The US reversed course and increased tax credits for new wind projects that start construction in 2020 compared to 2019.
Some developers then slammed on the brakes and spent the last 10 days of 2019 rescinding or cancelling arrangements they made to start construction in 2019.
A tax extenders bill that cleared Congress on December 20 gave wind developers another year through the end of 2020 to start construction of new projects to qualify for federal tax credits. Wind projects that start construction in 2020 will qualify for tax credits at 60% of the full rate compared to only 40% if construction started in 2019.
Under a rescission doctrine in US tax law, a contract is ignored if it is unwound in the same tax year it was signed in a manner that restores the parties to their original economic positions as if no contract was signed. Whether cancelling contracts in the next year works to undo 2019 efforts depends on how construction started. It is hard to see how costs can have been incurred in 2019 if the money was refunded or the equipment was never delivered. It is harder to undo physical work at a project site. However, physical work at a factory may be possible to undo, depending on the facts, if the contract is cancelled, the work stopped, damages paid and the work is kept by the manufacturer.
The same tax extenders bill retroactively extended super-accelerated depreciation for projects on Indian reservations. Such projects qualify if put in service by the end of 2020. The deadline had been 2017. Equipment that is normally depreciated over five years on a 200% declining-balance method would be depreciated over three years instead.

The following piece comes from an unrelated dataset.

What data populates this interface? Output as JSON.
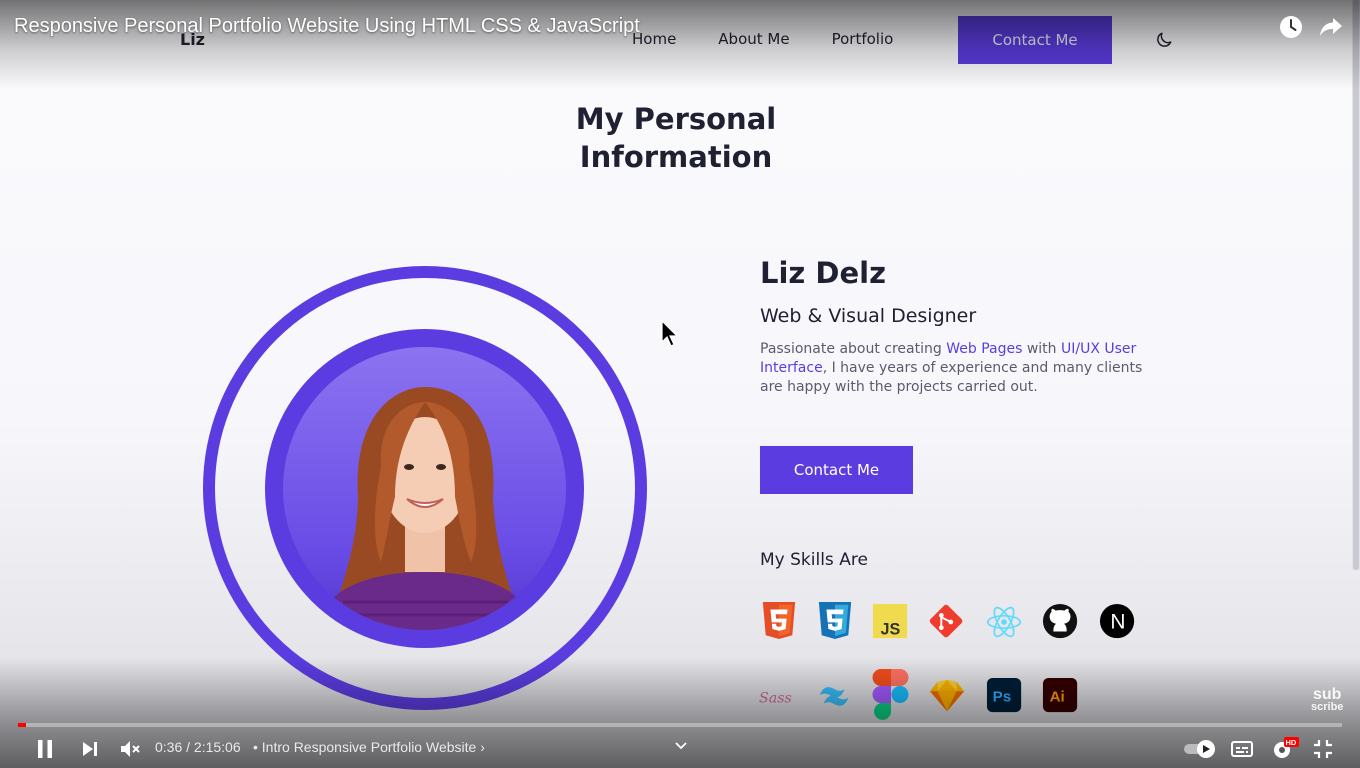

Geothermal, biomass, landfill gas, trash, incremental hydroelectric and run-of-the-river and ocean energy power projects have been given more time to start construction to qualify for federal tax credits. They will qualify if they are under construction for tax purposes by the end of this year.